At this time sharing design files was a real challenge for us—especially given the rate of change (the design system was evolving as we solved for all the different features). We’d heard about Abstract (version control for Sketch files) and we jumped on it right away. It took a while for our less technical designers to understand the git-based workflow, but they got it eventually, and it supercharged our ability to build design specs in parallel.

Some of the UX patterns that we tested and explored along the way.

I had a research team doing user testing on everything as we went and we were also paying close attention to the complaints coming into our call centres or being posted on the app stores. All this gave us a very clear picture about where the problems with our existing app were.

Using this information we were able to focus our energy on the areas that needed it most, redesigning those problem features and establishing the metrics we would use to drive them forward. At the same time we could ensure that we didn’t break or overthink the areas that were working fine.

This was a messy, iterative process. We’d often draw a picture on a whiteboard and start building from that, while a designer finalised the spec.

This could be especially tricky when designing relatively mundane features like on-boarding: however mundane on-boarding is, it is full of complex negative journeys, edge-cases and tangled logic.

We worked through everything steadily, often adjusting our priorities every other day but tracking our overall progress closely.

A brief moment of reflection in a design team retrospective.

The last few weeks flew past in a blur of iterative testing and final polishing, and when launch day came around we were there early and ready to go. The media picked up our story and for a breathless few days we anxiously waited as feedback started to come. When it did it was overwhelmingly positive. There were a few quick fixes that needed to be done for some obscure edge-cases, but we managed the releases carefully, so there was nothing that affected more than a handful of customers.

The app design team hanging out over a pizza after 3 months of intense work. We spent the afternoon together at an art fair catching our breath.

Outcome

Since 2017 the number of active users has grown by more than 60% year-on-year, to around 1.8m active users. Customer engagement has gone from approximately 1 session per week to upwards of 20 per month. And our App Store rating has gone from 2.7 to 4.7 out of 5 on both iOS and Android.

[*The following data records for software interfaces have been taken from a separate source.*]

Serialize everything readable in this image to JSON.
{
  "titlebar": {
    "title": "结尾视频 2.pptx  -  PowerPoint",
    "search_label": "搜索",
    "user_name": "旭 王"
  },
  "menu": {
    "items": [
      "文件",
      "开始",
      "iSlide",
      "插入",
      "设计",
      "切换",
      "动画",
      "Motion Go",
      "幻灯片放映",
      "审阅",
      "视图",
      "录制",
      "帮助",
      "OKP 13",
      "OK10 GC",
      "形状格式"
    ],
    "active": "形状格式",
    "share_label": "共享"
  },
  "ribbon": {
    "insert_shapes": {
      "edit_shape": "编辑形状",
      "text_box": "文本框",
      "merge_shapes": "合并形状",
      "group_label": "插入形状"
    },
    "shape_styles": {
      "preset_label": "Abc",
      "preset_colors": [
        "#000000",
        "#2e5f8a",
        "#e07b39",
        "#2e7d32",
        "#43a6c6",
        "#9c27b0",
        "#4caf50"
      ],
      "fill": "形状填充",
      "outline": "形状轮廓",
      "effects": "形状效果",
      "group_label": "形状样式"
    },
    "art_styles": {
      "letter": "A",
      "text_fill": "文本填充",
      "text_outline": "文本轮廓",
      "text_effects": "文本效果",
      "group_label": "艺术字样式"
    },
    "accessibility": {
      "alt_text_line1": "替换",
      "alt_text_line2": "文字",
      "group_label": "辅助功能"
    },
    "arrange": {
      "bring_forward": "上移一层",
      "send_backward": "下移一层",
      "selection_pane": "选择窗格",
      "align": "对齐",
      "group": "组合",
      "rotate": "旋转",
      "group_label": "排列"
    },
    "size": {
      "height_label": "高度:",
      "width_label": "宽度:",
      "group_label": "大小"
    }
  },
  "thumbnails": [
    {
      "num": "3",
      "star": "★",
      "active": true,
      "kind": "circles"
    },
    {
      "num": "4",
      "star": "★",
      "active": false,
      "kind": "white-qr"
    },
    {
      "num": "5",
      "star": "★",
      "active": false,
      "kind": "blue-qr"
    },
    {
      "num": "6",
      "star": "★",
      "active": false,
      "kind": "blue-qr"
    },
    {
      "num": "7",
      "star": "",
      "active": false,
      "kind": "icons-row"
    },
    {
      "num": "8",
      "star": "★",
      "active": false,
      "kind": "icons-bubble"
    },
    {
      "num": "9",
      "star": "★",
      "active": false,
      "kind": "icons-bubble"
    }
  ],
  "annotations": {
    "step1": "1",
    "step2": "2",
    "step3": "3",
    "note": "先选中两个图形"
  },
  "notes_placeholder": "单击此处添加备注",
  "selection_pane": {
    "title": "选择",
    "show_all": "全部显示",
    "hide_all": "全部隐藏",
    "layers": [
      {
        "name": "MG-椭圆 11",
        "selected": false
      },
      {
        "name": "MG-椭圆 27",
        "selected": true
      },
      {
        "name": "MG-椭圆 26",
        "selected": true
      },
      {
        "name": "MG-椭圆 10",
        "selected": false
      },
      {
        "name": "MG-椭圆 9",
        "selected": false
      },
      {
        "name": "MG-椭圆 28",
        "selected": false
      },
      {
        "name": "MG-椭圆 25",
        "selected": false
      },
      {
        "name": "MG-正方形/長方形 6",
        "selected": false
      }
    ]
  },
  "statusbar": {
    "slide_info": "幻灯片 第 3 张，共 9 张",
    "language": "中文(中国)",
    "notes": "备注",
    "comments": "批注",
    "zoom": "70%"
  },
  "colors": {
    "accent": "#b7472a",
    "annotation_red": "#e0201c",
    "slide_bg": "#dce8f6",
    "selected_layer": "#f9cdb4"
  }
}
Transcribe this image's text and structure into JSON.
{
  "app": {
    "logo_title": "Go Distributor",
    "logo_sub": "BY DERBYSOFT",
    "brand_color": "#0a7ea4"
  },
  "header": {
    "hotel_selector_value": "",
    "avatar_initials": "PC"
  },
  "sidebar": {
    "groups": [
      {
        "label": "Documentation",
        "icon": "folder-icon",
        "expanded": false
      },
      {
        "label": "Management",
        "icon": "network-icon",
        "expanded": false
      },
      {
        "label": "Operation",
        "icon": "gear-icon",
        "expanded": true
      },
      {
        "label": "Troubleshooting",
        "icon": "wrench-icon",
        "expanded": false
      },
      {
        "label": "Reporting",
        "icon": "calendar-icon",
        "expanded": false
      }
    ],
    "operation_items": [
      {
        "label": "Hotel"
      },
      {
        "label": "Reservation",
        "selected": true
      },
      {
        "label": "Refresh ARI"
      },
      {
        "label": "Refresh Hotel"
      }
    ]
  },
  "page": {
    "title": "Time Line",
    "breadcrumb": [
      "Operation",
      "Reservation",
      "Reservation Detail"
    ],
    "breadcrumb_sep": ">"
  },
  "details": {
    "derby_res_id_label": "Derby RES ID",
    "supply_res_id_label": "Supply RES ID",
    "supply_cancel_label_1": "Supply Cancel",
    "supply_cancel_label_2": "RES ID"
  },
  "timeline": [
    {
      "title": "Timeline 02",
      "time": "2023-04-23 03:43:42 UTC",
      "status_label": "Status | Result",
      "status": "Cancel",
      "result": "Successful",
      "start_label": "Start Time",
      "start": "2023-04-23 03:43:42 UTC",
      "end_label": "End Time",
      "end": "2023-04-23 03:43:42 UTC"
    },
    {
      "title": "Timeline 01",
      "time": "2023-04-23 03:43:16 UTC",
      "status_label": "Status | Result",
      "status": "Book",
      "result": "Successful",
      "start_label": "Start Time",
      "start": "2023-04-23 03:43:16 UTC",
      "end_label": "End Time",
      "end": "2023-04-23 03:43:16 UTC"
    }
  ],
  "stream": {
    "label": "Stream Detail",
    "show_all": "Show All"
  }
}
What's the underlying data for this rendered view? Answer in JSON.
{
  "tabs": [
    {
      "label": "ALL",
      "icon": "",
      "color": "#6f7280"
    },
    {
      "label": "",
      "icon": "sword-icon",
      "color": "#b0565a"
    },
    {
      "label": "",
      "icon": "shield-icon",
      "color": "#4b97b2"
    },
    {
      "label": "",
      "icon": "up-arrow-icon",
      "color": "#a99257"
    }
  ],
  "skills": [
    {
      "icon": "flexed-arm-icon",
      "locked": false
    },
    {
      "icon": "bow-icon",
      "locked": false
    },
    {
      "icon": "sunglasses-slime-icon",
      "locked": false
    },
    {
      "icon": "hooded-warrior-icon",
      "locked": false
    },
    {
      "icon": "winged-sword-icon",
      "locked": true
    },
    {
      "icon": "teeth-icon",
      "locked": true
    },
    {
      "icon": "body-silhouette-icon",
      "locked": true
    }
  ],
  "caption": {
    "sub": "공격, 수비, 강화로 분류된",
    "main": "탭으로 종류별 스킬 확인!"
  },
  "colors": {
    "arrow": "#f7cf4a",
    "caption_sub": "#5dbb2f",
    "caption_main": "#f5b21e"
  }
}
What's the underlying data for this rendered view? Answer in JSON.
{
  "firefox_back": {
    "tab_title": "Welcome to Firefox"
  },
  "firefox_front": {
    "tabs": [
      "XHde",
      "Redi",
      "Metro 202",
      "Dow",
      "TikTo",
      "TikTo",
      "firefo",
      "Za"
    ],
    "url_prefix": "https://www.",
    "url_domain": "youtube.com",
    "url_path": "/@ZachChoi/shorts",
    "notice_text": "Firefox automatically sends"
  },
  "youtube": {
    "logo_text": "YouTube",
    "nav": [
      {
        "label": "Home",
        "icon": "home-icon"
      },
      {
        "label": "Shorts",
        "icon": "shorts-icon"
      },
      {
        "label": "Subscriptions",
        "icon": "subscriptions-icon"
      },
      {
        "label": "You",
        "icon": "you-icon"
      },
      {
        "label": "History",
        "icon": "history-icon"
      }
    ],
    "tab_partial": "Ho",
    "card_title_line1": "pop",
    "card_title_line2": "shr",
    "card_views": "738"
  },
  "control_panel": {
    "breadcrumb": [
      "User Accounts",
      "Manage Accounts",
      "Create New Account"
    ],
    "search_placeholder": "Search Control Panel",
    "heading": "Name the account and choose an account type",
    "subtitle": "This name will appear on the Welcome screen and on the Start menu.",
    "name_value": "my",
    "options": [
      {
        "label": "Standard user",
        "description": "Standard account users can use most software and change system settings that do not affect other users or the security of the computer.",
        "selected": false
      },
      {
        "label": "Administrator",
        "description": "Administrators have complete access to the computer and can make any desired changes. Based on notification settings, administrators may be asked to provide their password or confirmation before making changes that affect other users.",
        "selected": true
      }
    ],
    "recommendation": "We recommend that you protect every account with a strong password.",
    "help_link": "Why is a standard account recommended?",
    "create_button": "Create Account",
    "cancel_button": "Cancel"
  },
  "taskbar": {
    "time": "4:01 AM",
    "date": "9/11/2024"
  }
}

Since then...

We’ve since evolved the design system and added many new features and financial services to the app.

We’ve created new ways to pay people like location-based payments.

We’ve worked closely with Blind SA (a non-profit organisation in South Africa) to optimise the accessibility of our app.

We’ve explored many different ideas with customers. Here we’re getting customers to build their own interface as we evaluate transaction categories for relevance (our customer's notions about how much they actually spend in different areas is somewhat questionable).

Like this example, much of our work is explorative as we constantly work to set the vision for where we are going in the long term, as well as deliver a steady stream of improved financial services to our market.